* Task goal
An exact copy of the listing is what the response must contain.
——
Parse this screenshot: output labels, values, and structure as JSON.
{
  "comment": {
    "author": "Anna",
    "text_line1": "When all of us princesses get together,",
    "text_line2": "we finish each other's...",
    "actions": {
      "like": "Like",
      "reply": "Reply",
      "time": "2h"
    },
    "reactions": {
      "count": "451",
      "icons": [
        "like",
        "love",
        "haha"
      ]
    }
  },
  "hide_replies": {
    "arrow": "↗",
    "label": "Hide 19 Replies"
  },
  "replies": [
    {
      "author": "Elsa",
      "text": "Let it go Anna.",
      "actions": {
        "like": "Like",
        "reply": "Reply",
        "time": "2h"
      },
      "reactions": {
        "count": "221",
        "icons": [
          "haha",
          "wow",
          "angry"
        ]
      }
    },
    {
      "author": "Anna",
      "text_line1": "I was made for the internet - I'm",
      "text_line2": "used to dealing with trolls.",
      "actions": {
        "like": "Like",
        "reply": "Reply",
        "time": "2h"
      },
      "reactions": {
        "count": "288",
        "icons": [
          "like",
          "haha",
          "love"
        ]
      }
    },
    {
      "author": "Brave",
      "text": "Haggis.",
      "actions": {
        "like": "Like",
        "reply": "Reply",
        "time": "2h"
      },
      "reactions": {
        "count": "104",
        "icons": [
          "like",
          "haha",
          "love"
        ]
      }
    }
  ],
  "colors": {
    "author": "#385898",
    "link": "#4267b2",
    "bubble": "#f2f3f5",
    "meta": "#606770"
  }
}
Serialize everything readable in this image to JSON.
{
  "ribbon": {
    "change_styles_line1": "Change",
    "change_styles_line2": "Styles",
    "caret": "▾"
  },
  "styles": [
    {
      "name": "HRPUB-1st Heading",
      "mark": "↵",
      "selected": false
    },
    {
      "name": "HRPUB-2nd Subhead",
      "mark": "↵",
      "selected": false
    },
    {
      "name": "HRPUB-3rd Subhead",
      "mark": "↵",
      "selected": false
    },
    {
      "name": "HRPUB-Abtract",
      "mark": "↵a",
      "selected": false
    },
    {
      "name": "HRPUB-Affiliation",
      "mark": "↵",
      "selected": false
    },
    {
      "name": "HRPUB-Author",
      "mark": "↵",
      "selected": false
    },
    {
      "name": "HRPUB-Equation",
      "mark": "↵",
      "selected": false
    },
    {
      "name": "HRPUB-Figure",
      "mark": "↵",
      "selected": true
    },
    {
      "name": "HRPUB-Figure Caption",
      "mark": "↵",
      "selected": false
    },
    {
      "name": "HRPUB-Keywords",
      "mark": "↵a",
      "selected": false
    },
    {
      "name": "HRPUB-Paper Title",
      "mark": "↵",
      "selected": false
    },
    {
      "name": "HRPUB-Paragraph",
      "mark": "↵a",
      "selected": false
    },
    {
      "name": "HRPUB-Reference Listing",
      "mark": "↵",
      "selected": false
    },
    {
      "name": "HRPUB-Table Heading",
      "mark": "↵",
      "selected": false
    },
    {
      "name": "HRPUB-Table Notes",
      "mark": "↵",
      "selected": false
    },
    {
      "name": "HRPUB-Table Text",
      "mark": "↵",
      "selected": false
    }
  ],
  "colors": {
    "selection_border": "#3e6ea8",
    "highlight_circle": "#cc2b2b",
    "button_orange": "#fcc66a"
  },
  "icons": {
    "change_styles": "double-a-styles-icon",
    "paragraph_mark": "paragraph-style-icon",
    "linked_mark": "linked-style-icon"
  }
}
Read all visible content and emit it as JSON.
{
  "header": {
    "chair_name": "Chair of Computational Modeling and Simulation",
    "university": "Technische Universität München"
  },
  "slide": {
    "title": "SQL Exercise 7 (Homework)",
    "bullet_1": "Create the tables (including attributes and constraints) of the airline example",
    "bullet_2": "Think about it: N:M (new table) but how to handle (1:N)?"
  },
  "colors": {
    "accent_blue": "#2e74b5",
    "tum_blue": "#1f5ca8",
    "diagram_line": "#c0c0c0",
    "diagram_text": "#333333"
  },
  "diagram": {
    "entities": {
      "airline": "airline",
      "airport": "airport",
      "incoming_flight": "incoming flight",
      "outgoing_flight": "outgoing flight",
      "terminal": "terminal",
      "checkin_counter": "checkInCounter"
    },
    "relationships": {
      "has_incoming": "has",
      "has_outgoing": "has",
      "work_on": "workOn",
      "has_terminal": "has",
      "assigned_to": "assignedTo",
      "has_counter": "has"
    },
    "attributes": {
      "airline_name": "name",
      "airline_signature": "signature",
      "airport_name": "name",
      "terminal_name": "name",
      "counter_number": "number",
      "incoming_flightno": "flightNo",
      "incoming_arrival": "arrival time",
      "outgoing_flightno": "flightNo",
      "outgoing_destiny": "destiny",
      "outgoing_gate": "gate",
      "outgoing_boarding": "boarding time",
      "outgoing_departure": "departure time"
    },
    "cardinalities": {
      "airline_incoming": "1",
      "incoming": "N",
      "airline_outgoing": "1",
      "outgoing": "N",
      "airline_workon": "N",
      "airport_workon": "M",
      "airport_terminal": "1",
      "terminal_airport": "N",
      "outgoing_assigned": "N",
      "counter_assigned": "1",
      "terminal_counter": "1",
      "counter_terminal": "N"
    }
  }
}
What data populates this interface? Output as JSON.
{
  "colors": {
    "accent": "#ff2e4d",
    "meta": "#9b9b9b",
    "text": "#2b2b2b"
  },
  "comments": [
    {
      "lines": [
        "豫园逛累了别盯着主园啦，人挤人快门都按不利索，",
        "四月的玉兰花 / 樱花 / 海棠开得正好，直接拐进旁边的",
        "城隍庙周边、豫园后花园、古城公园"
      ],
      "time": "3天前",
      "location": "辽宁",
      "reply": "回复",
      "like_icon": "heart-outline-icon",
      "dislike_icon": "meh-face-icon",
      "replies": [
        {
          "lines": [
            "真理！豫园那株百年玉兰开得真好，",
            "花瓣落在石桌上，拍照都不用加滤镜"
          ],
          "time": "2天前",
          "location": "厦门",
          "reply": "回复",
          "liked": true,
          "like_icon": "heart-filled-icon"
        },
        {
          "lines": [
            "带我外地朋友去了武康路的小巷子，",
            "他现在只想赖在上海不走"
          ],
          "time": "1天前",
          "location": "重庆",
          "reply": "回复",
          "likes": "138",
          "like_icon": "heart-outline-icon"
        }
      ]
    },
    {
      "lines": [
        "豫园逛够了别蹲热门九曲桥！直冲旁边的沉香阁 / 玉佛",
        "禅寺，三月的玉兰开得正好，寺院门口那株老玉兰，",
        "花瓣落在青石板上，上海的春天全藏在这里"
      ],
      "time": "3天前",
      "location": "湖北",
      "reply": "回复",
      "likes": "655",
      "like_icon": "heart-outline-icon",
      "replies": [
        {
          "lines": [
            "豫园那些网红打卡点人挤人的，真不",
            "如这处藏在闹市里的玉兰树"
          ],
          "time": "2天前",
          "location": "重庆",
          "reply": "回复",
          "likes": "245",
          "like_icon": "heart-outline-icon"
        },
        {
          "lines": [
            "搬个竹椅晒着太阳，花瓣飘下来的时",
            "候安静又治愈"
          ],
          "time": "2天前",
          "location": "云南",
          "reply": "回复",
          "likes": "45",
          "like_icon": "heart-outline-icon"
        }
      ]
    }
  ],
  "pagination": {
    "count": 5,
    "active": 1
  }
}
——
* Expected output
Parse this screenshot: output labels, values, and structure as JSON.
{
  "comment": {
    "author": "Anna",
    "text_line1": "When all of us princesses get together,",
    "text_line2": "we finish each other's...",
    "actions": {
      "like": "Like",
      "reply": "Reply",
      "time": "2h"
    },
    "reactions": {
      "count": "451",
      "icons": [
        "like",
        "love",
        "haha"
      ]
    }
  },
  "hide_replies": {
    "arrow": "↗",
    "label": "Hide 19 Replies"
  },
  "replies": [
    {
      "author": "Elsa",
      "text": "Let it go Anna.",
      "actions": {
        "like": "Like",
        "reply": "Reply",
        "time": "2h"
      },
      "reactions": {
        "count": "221",
        "icons": [
          "haha",
          "wow",
          "angry"
        ]
      }
    },
    {
      "author": "Anna",
      "text_line1": "I was made for the internet - I'm",
      "text_line2": "used to dealing with trolls.",
      "actions": {
        "like": "Like",
        "reply": "Reply",
        "time": "2h"
      },
      "reactions": {
        "count": "288",
        "icons": [
          "like",
          "haha",
          "love"
        ]
      }
    },
    {
      "author": "Brave",
      "text": "Haggis.",
      "actions": {
        "like": "Like",
        "reply": "Reply",
        "time": "2h"
      },
      "reactions": {
        "count": "104",
        "icons": [
          "like",
          "haha",
          "love"
        ]
      }
    }
  ],
  "colors": {
    "author": "#385898",
    "link": "#4267b2",
    "bubble": "#f2f3f5",
    "meta": "#606770"
  }
}
Serialize everything readable in this image to JSON.
{
  "ribbon": {
    "change_styles_line1": "Change",
    "change_styles_line2": "Styles",
    "caret": "▾"
  },
  "styles": [
    {
      "name": "HRPUB-1st Heading",
      "mark": "↵",
      "selected": false
    },
    {
      "name": "HRPUB-2nd Subhead",
      "mark": "↵",
      "selected": false
    },
    {
      "name": "HRPUB-3rd Subhead",
      "mark": "↵",
      "selected": false
    },
    {
      "name": "HRPUB-Abtract",
      "mark": "↵a",
      "selected": false
    },
    {
      "name": "HRPUB-Affiliation",
      "mark": "↵",
      "selected": false
    },
    {
      "name": "HRPUB-Author",
      "mark": "↵",
      "selected": false
    },
    {
      "name": "HRPUB-Equation",
      "mark": "↵",
      "selected": false
    },
    {
      "name": "HRPUB-Figure",
      "mark": "↵",
      "selected": true
    },
    {
      "name": "HRPUB-Figure Caption",
      "mark": "↵",
      "selected": false
    },
    {
      "name": "HRPUB-Keywords",
      "mark": "↵a",
      "selected": false
    },
    {
      "name": "HRPUB-Paper Title",
      "mark": "↵",
      "selected": false
    },
    {
      "name": "HRPUB-Paragraph",
      "mark": "↵a",
      "selected": false
    },
    {
      "name": "HRPUB-Reference Listing",
      "mark": "↵",
      "selected": false
    },
    {
      "name": "HRPUB-Table Heading",
      "mark": "↵",
      "selected": false
    },
    {
      "name": "HRPUB-Table Notes",
      "mark": "↵",
      "selected": false
    },
    {
      "name": "HRPUB-Table Text",
      "mark": "↵",
      "selected": false
    }
  ],
  "colors": {
    "selection_border": "#3e6ea8",
    "highlight_circle": "#cc2b2b",
    "button_orange": "#fcc66a"
  },
  "icons": {
    "change_styles": "double-a-styles-icon",
    "paragraph_mark": "paragraph-style-icon",
    "linked_mark": "linked-style-icon"
  }
}
Read all visible content and emit it as JSON.
{
  "header": {
    "chair_name": "Chair of Computational Modeling and Simulation",
    "university": "Technische Universität München"
  },
  "slide": {
    "title": "SQL Exercise 7 (Homework)",
    "bullet_1": "Create the tables (including attributes and constraints) of the airline example",
    "bullet_2": "Think about it: N:M (new table) but how to handle (1:N)?"
  },
  "colors": {
    "accent_blue": "#2e74b5",
    "tum_blue": "#1f5ca8",
    "diagram_line": "#c0c0c0",
    "diagram_text": "#333333"
  },
  "diagram": {
    "entities": {
      "airline": "airline",
      "airport": "airport",
      "incoming_flight": "incoming flight",
      "outgoing_flight": "outgoing flight",
      "terminal": "terminal",
      "checkin_counter": "checkInCounter"
    },
    "relationships": {
      "has_incoming": "has",
      "has_outgoing": "has",
      "work_on": "workOn",
      "has_terminal": "has",
      "assigned_to": "assignedTo",
      "has_counter": "has"
    },
    "attributes": {
      "airline_name": "name",
      "airline_signature": "signature",
      "airport_name": "name",
      "terminal_name": "name",
      "counter_number": "number",
      "incoming_flightno": "flightNo",
      "incoming_arrival": "arrival time",
      "outgoing_flightno": "flightNo",
      "outgoing_destiny": "destiny",
      "outgoing_gate": "gate",
      "outgoing_boarding": "boarding time",
      "outgoing_departure": "departure time"
    },
    "cardinalities": {
      "airline_incoming": "1",
      "incoming": "N",
      "airline_outgoing": "1",
      "outgoing": "N",
      "airline_workon": "N",
      "airport_workon": "M",
      "airport_terminal": "1",
      "terminal_airport": "N",
      "outgoing_assigned": "N",
      "counter_assigned": "1",
      "terminal_counter": "1",
      "counter_terminal": "N"
    }
  }
}
What data populates this interface? Output as JSON.
{
  "colors": {
    "accent": "#ff2e4d",
    "meta": "#9b9b9b",
    "text": "#2b2b2b"
  },
  "comments": [
    {
      "lines": [
        "豫园逛累了别盯着主园啦，人挤人快门都按不利索，",
        "四月的玉兰花 / 樱花 / 海棠开得正好，直接拐进旁边的",
        "城隍庙周边、豫园后花园、古城公园"
      ],
      "time": "3天前",
      "location": "辽宁",
      "reply": "回复",
      "like_icon": "heart-outline-icon",
      "dislike_icon": "meh-face-icon",
      "replies": [
        {
          "lines": [
            "真理！豫园那株百年玉兰开得真好，",
            "花瓣落在石桌上，拍照都不用加滤镜"
          ],
          "time": "2天前",
          "location": "厦门",
          "reply": "回复",
          "liked": true,
          "like_icon": "heart-filled-icon"
        },
        {
          "lines": [
            "带我外地朋友去了武康路的小巷子，",
            "他现在只想赖在上海不走"
          ],
          "time": "1天前",
          "location": "重庆",
          "reply": "回复",
          "likes": "138",
          "like_icon": "heart-outline-icon"
        }
      ]
    },
    {
      "lines": [
        "豫园逛够了别蹲热门九曲桥！直冲旁边的沉香阁 / 玉佛",
        "禅寺，三月的玉兰开得正好，寺院门口那株老玉兰，",
        "花瓣落在青石板上，上海的春天全藏在这里"
      ],
      "time": "3天前",
      "location": "湖北",
      "reply": "回复",
      "likes": "655",
      "like_icon": "heart-outline-icon",
      "replies": [
        {
          "lines": [
            "豫园那些网红打卡点人挤人的，真不",
            "如这处藏在闹市里的玉兰树"
          ],
          "time": "2天前",
          "location": "重庆",
          "reply": "回复",
          "likes": "245",
          "like_icon": "heart-outline-icon"
        },
        {
          "lines": [
            "搬个竹椅晒着太阳，花瓣飘下来的时",
            "候安静又治愈"
          ],
          "time": "2天前",
          "location": "云南",
          "reply": "回复",
          "likes": "45",
          "like_icon": "heart-outline-icon"
        }
      ]
    }
  ],
  "pagination": {
    "count": 5,
    "active": 1
  }
}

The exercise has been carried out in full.